Overall, Gartner included 12 solid-state storage array vendors, including seven identified as market leaders: Pure Storage, NetApp, Hewlett Packard Enterprise, Dell EMC, IBM, Hitachi Vantara and Kaminario. Pure Storage has remained atop the Gartner rankings for several years.
Pure solid-state arrays include the block-protocol-based FlashArray family, including FlashArray//M and NVMe-based FlashArray//X, and FlashBlade arrays for file and object storage. Among Gartner’s cautions on Pure is the he inability to disable inline data reduction on FlashArray and lack of data deduplication and replication on FlashBlade. Pure also needs to expand its presence in government and other industry verticals, Gartner said.

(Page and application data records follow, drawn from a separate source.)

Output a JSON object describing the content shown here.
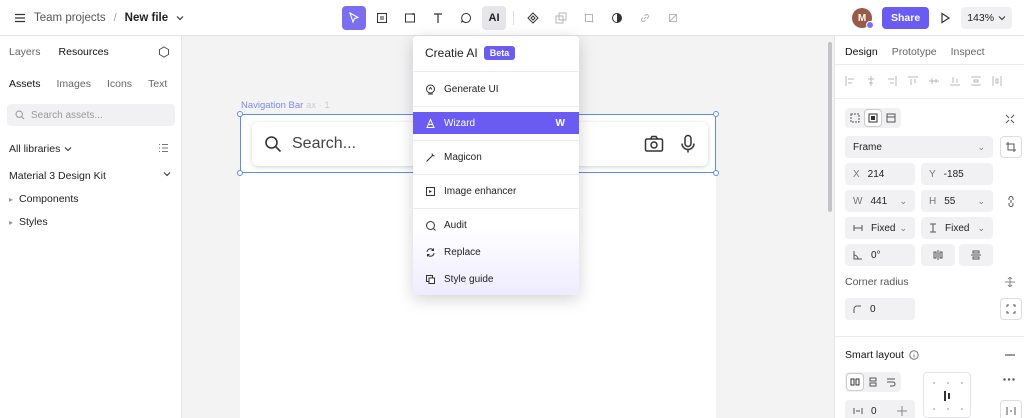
{
  "topbar": {
    "menu_icon": "hamburger-icon",
    "project": "Team projects",
    "separator": "/",
    "file": "New file",
    "tools": [
      "pointer-icon",
      "frame-icon",
      "rectangle-icon",
      "text-icon",
      "comment-icon",
      "AI"
    ],
    "tools_secondary": [
      "component-icon",
      "duplicate-icon",
      "crop-icon",
      "contrast-icon",
      "link-icon",
      "transform-icon"
    ],
    "avatar_initial": "M",
    "share_label": "Share",
    "zoom": "143%"
  },
  "left_panel": {
    "tabs": [
      "Layers",
      "Resources"
    ],
    "active_tab": "Resources",
    "sub_tabs": [
      "Assets",
      "Images",
      "Icons",
      "Text"
    ],
    "active_sub_tab": "Assets",
    "search_placeholder": "Search assets...",
    "library_label": "All libraries",
    "kit_name": "Material 3 Design Kit",
    "items": [
      "Components",
      "Styles"
    ]
  },
  "canvas": {
    "frame_label": "Navigation Bar",
    "frame_label_ghost": "ax · 1",
    "search_placeholder": "Search..."
  },
  "ai_menu": {
    "title": "Creatie AI",
    "badge": "Beta",
    "items": [
      {
        "label": "Generate UI",
        "icon": "generate-icon",
        "shortcut": ""
      },
      {
        "label": "Wizard",
        "icon": "wizard-icon",
        "shortcut": "W"
      },
      {
        "label": "Magicon",
        "icon": "magic-wand-icon",
        "shortcut": ""
      },
      {
        "label": "Image enhancer",
        "icon": "image-icon",
        "shortcut": ""
      },
      {
        "label": "Audit",
        "icon": "audit-icon",
        "shortcut": ""
      },
      {
        "label": "Replace",
        "icon": "replace-icon",
        "shortcut": ""
      },
      {
        "label": "Style guide",
        "icon": "style-guide-icon",
        "shortcut": ""
      }
    ],
    "highlighted": "Wizard"
  },
  "right_panel": {
    "tabs": [
      "Design",
      "Prototype",
      "Inspect"
    ],
    "active_tab": "Design",
    "frame_type": "Frame",
    "x_label": "X",
    "x_value": "214",
    "y_label": "Y",
    "y_value": "-185",
    "w_label": "W",
    "w_value": "441",
    "h_label": "H",
    "h_value": "55",
    "width_mode": "Fixed",
    "height_mode": "Fixed",
    "rotation": "0°",
    "corner_radius_label": "Corner radius",
    "corner_radius_value": "0",
    "smart_layout_label": "Smart layout",
    "gap_value": "0"
  },
  "colors": {
    "accent": "#6a5bf2",
    "selection": "#5b8bf5"
  }
}
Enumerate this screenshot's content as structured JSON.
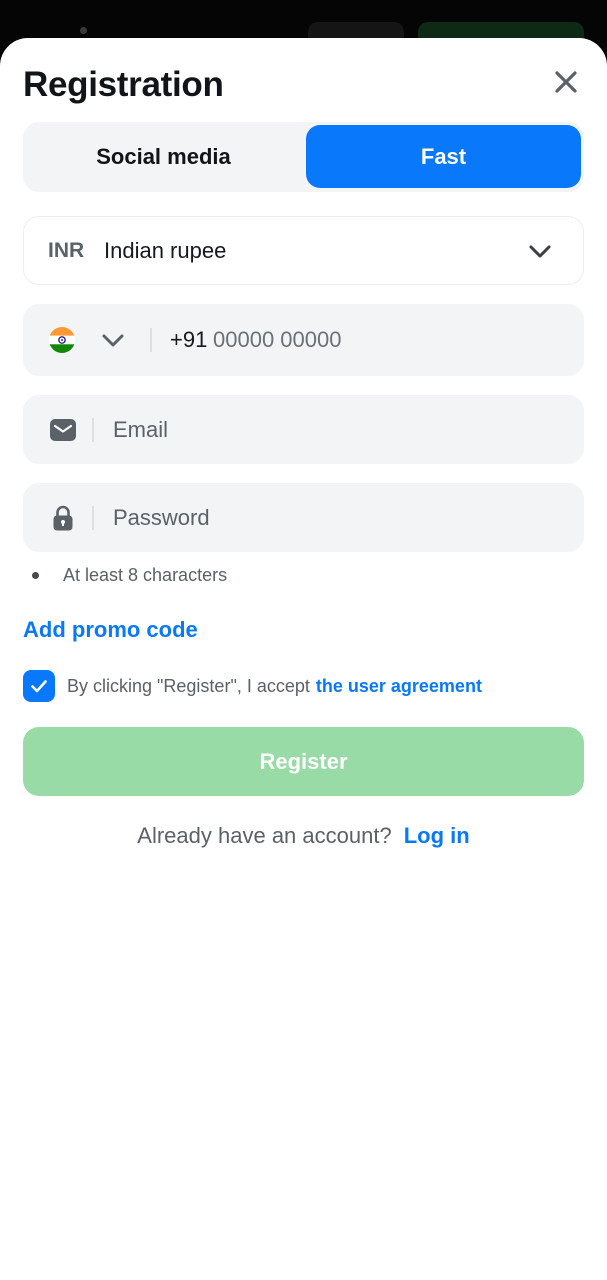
{
  "sheet": {
    "title": "Registration"
  },
  "tabs": [
    {
      "label": "Social media",
      "active": false
    },
    {
      "label": "Fast",
      "active": true
    }
  ],
  "currency": {
    "code": "INR",
    "name": "Indian rupee"
  },
  "phone": {
    "country_icon": "india-flag-icon",
    "prefix": "+91",
    "placeholder": "00000 00000",
    "value": ""
  },
  "email": {
    "placeholder": "Email",
    "value": "",
    "icon": "envelope-icon"
  },
  "password": {
    "placeholder": "Password",
    "value": "",
    "icon": "lock-icon",
    "hint": "At least 8 characters"
  },
  "promo": {
    "label": "Add promo code"
  },
  "agreement": {
    "checked": true,
    "text": "By clicking \"Register\", I accept",
    "link": "the user agreement"
  },
  "register": {
    "label": "Register"
  },
  "login": {
    "question": "Already have an account?",
    "link": "Log in"
  },
  "colors": {
    "accent": "#0a78fb",
    "register_disabled": "#99dba6",
    "field_bg": "#f3f4f5"
  }
}
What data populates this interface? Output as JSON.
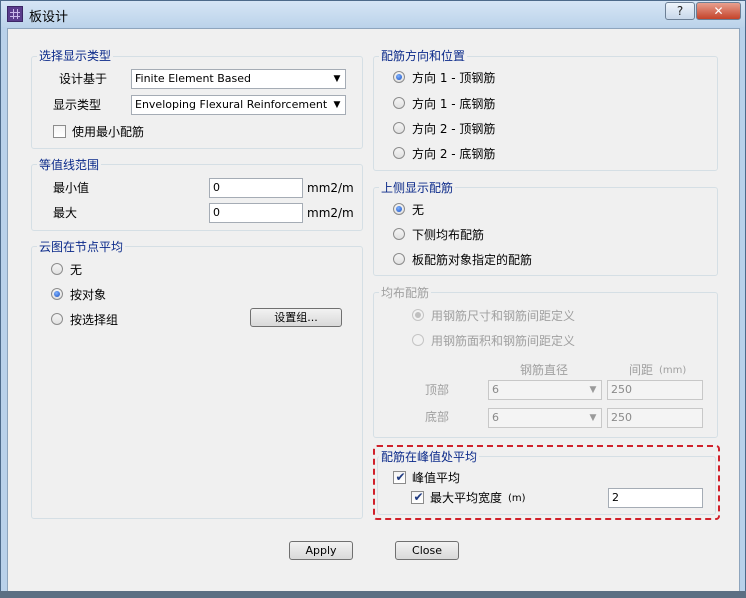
{
  "window": {
    "title": "板设计",
    "help_glyph": "?",
    "close_glyph": "✕"
  },
  "display_type_group": {
    "title": "选择显示类型",
    "design_basis_label": "设计基于",
    "design_basis_value": "Finite Element Based",
    "display_type_label": "显示类型",
    "display_type_value": "Enveloping Flexural Reinforcement",
    "use_min_rebar_label": "使用最小配筋",
    "use_min_rebar_checked": false
  },
  "contour_range_group": {
    "title": "等值线范围",
    "min_label": "最小值",
    "min_value": "0",
    "min_unit": "mm2/m",
    "max_label": "最大",
    "max_value": "0",
    "max_unit": "mm2/m"
  },
  "node_average_group": {
    "title": "云图在节点平均",
    "options": [
      {
        "label": "无",
        "selected": false
      },
      {
        "label": "按对象",
        "selected": true
      },
      {
        "label": "按选择组",
        "selected": false
      }
    ],
    "set_group_button": "设置组..."
  },
  "rebar_direction_group": {
    "title": "配筋方向和位置",
    "options": [
      {
        "label": "方向 1 - 顶钢筋",
        "selected": true
      },
      {
        "label": "方向 1 - 底钢筋",
        "selected": false
      },
      {
        "label": "方向 2 - 顶钢筋",
        "selected": false
      },
      {
        "label": "方向 2 - 底钢筋",
        "selected": false
      }
    ]
  },
  "top_display_group": {
    "title": "上侧显示配筋",
    "options": [
      {
        "label": "无",
        "selected": true
      },
      {
        "label": "下侧均布配筋",
        "selected": false
      },
      {
        "label": "板配筋对象指定的配筋",
        "selected": false
      }
    ]
  },
  "uniform_rebar_group": {
    "title": "均布配筋",
    "options": [
      {
        "label": "用钢筋尺寸和钢筋间距定义",
        "selected": true
      },
      {
        "label": "用钢筋面积和钢筋间距定义",
        "selected": false
      }
    ],
    "bar_size_header": "钢筋直径",
    "spacing_header": "间距",
    "spacing_unit": "(mm)",
    "top_label": "顶部",
    "top_bar_size": "6",
    "top_spacing": "250",
    "bottom_label": "底部",
    "bottom_bar_size": "6",
    "bottom_spacing": "250"
  },
  "peak_average_group": {
    "title": "配筋在峰值处平均",
    "peak_average_label": "峰值平均",
    "peak_average_checked": true,
    "max_width_label": "最大平均宽度",
    "max_width_unit": "(m)",
    "max_width_checked": true,
    "max_width_value": "2"
  },
  "footer": {
    "apply_label": "Apply",
    "close_label": "Close"
  },
  "glyphs": {
    "check": "✔",
    "dropdown": "▼"
  },
  "colors": {
    "group_title": "#0b2a8a",
    "highlight_dash": "#d0202a",
    "disabled_text": "#a0a0a0"
  }
}
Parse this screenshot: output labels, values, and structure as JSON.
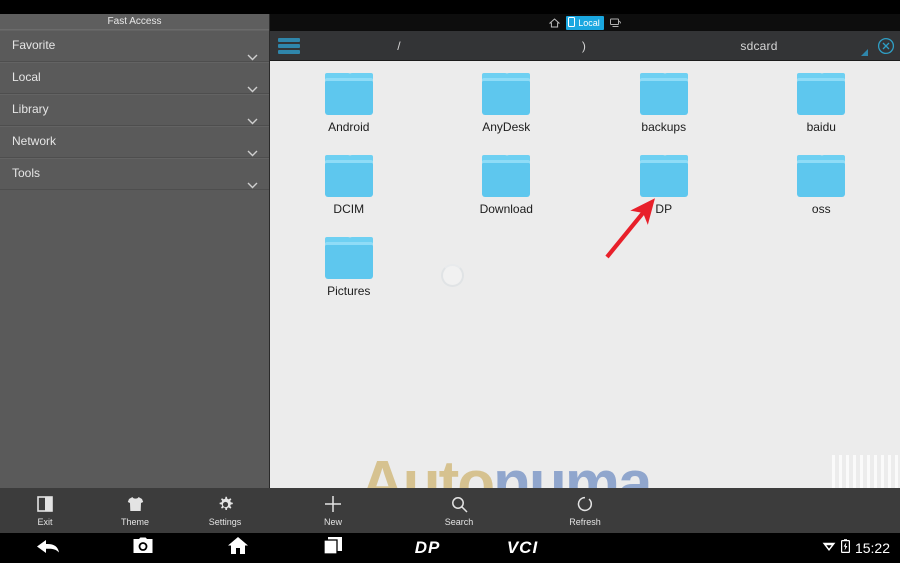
{
  "sidebar": {
    "title": "Fast Access",
    "items": [
      {
        "label": "Favorite",
        "icon": "chevron-down-icon"
      },
      {
        "label": "Local",
        "icon": "chevron-down-icon"
      },
      {
        "label": "Library",
        "icon": "chevron-down-icon"
      },
      {
        "label": "Network",
        "icon": "chevron-down-icon"
      },
      {
        "label": "Tools",
        "icon": "chevron-down-icon"
      }
    ]
  },
  "tabbar": {
    "home_icon": "home-icon",
    "active_tab": "Local",
    "local_icon": "phone-device-icon",
    "other_icon": "computer-network-icon"
  },
  "pathbar": {
    "menu_icon": "hamburger-menu-icon",
    "crumbs": [
      "/",
      ")",
      "sdcard"
    ],
    "close_icon": "close-circle-icon",
    "resize_icon": "resize-handle-icon"
  },
  "files": [
    {
      "name": "Android",
      "type": "folder"
    },
    {
      "name": "AnyDesk",
      "type": "folder"
    },
    {
      "name": "backups",
      "type": "folder"
    },
    {
      "name": "baidu",
      "type": "folder"
    },
    {
      "name": "DCIM",
      "type": "folder"
    },
    {
      "name": "Download",
      "type": "folder"
    },
    {
      "name": "DP",
      "type": "folder"
    },
    {
      "name": "oss",
      "type": "folder"
    },
    {
      "name": "Pictures",
      "type": "folder"
    }
  ],
  "annotation": {
    "arrow_color": "#e8202a",
    "points_at": "DP"
  },
  "toolbar": {
    "left": [
      {
        "label": "Exit",
        "icon": "exit-door-icon"
      },
      {
        "label": "Theme",
        "icon": "tshirt-icon"
      },
      {
        "label": "Settings",
        "icon": "gear-icon"
      }
    ],
    "right": [
      {
        "label": "New",
        "icon": "plus-icon"
      },
      {
        "label": "Search",
        "icon": "search-icon"
      },
      {
        "label": "Refresh",
        "icon": "refresh-icon"
      }
    ]
  },
  "navbar": {
    "buttons": [
      {
        "name": "back",
        "icon": "back-arrow-icon"
      },
      {
        "name": "camera",
        "icon": "camera-icon"
      },
      {
        "name": "home",
        "icon": "home-icon"
      },
      {
        "name": "recents",
        "icon": "recent-apps-icon"
      }
    ],
    "brand_dp": "DP",
    "brand_vci": "VCI",
    "wifi_icon": "wifi-icon",
    "battery_icon": "battery-charging-icon",
    "clock": "15:22"
  },
  "watermark": {
    "part1": "Auto",
    "part2": "numa"
  },
  "colors": {
    "accent_blue": "#1aa7e0",
    "folder_blue": "#5ec7ee",
    "sidebar_gray": "#5a5a5a",
    "toolbar_gray": "#3c3c3c",
    "content_bg": "#ececec",
    "arrow_red": "#e8202a"
  }
}
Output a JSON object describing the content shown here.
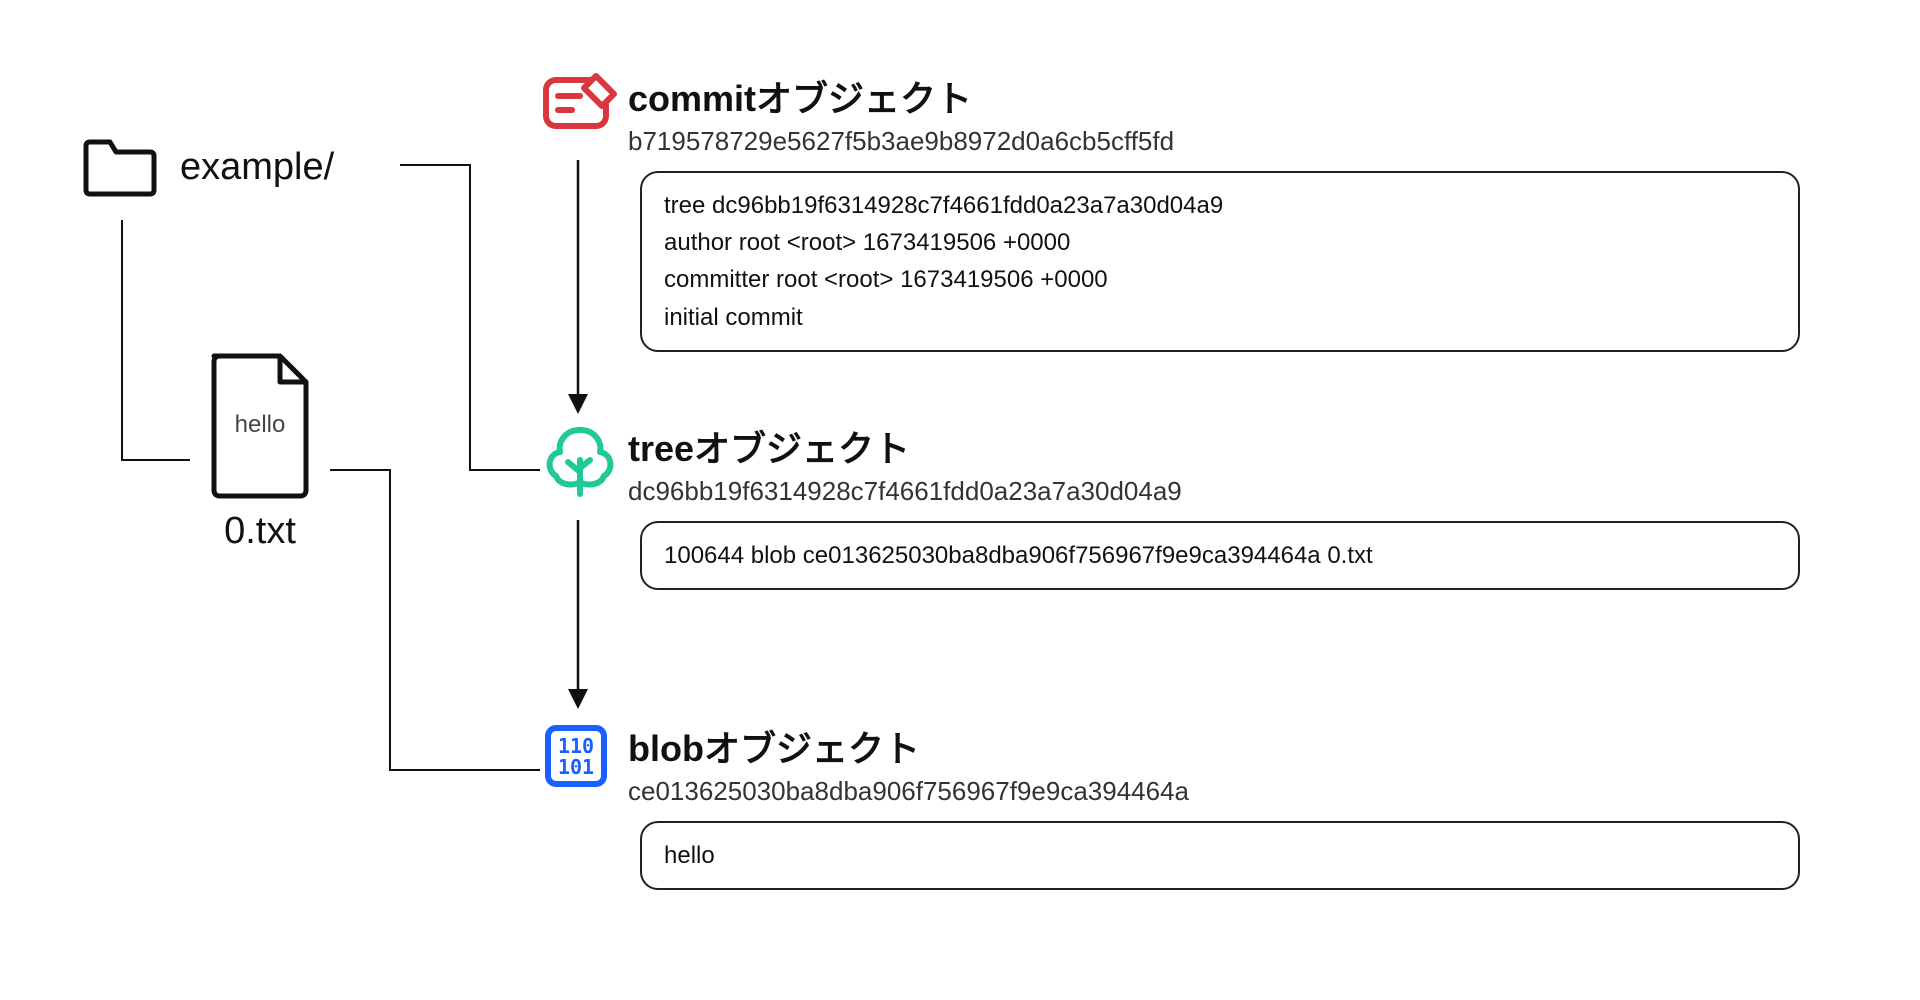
{
  "colors": {
    "commit": "#d9363e",
    "tree": "#20c997",
    "blob": "#1a5fff",
    "line": "#111"
  },
  "fs": {
    "folder_label": "example/",
    "file_label": "0.txt",
    "file_content": "hello"
  },
  "commit": {
    "title": "commitオブジェクト",
    "hash": "b719578729e5627f5b3ae9b8972d0a6cb5cff5fd",
    "body": "tree dc96bb19f6314928c7f4661fdd0a23a7a30d04a9\nauthor root <root> 1673419506 +0000\ncommitter root <root> 1673419506 +0000\ninitial commit"
  },
  "tree": {
    "title": "treeオブジェクト",
    "hash": "dc96bb19f6314928c7f4661fdd0a23a7a30d04a9",
    "body": "100644 blob ce013625030ba8dba906f756967f9e9ca394464a 0.txt"
  },
  "blob": {
    "title": "blobオブジェクト",
    "hash": "ce013625030ba8dba906f756967f9e9ca394464a",
    "body": "hello"
  }
}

NetApp’s incremental improvements in flash mark a departure from several years ago, when it lagged competitors in the all-flash market. Gartner said NetApp’s Data Fabric technology “resonates well” with enterprises that want a single platform to manage data across cloud, data center and edge infrastructures. NetApp in May added an NVMe-based version of its All Flash FAS arrays.
Also aiding NetApp’s rise are the emergence of the first all-flash arrays based on its 2015 acquisition of SolidFire, including the SF38410 and FlexPod SF converged infrastructure. Gartner noted that NetApp has engineering work to do to extend the SolidFire Active IQ predictive analytics beyond storage and across the stack, and to enable inline deduplication on SolidFire hardware to be disabled on a per-volume basis.
Rounding out Gartner’s leaders are Hewlett Packard Enterprises, IBM, Dell EMC and Hitachi Vantara, which was formed in September 2017 from the amalgamation of Hitachi Data Systems, Hitachi Insight Group and Pentaho.
Kaminario’s financial situation is also unclear, as a private company that last received venture funding in January 2017. Garntner highlights Kaminario’s partnership with Tech Data, which packages Kaminario software on hardware appliances, but also noted the deal signed six months ago is unproven. However, Gartner noted that Kaminaro grew its revenue and was able to outperform the aggregate all-flash array market in 2017. The vendor in January announced it would no longer directly carry hardware inventory, but offer its K2 arrays as consumable reference architecture with its Kaminario Cloud Fabric software-defined storage utility
Gartner said the all-flash array market experienced 27% year-over-year growth in 2017, with vendors combining to generate $6.3 billion in sales. Arrays that use NVMe flash internally accounted for less than 1% of the revenue, although Gartner estimates NVMe storage will represent about 30% of the market by 2021.
Like Tintri, Gartner characterizes Western Digital’s Tegile IntelliFlash as a market visionary. Western Digital (WD) acquired Tegile in September 2017. The IntelliFlash all-flash system originally was developed by SanDisk, which Western Digital also owns.
All-flash challengers include Fujitsu, with recent product upgrades to its Eternus arrays, and newcomer Huawai Technologies, a Chinese vendor that added the OceanStor Dorado V3 and OceanStor F V5 arrays to its all-flash portfolio. According to Gartner, challengers are vendors that “execute well enough to be a serious threat” to market leaders, but don’t possess the same “size and influence.”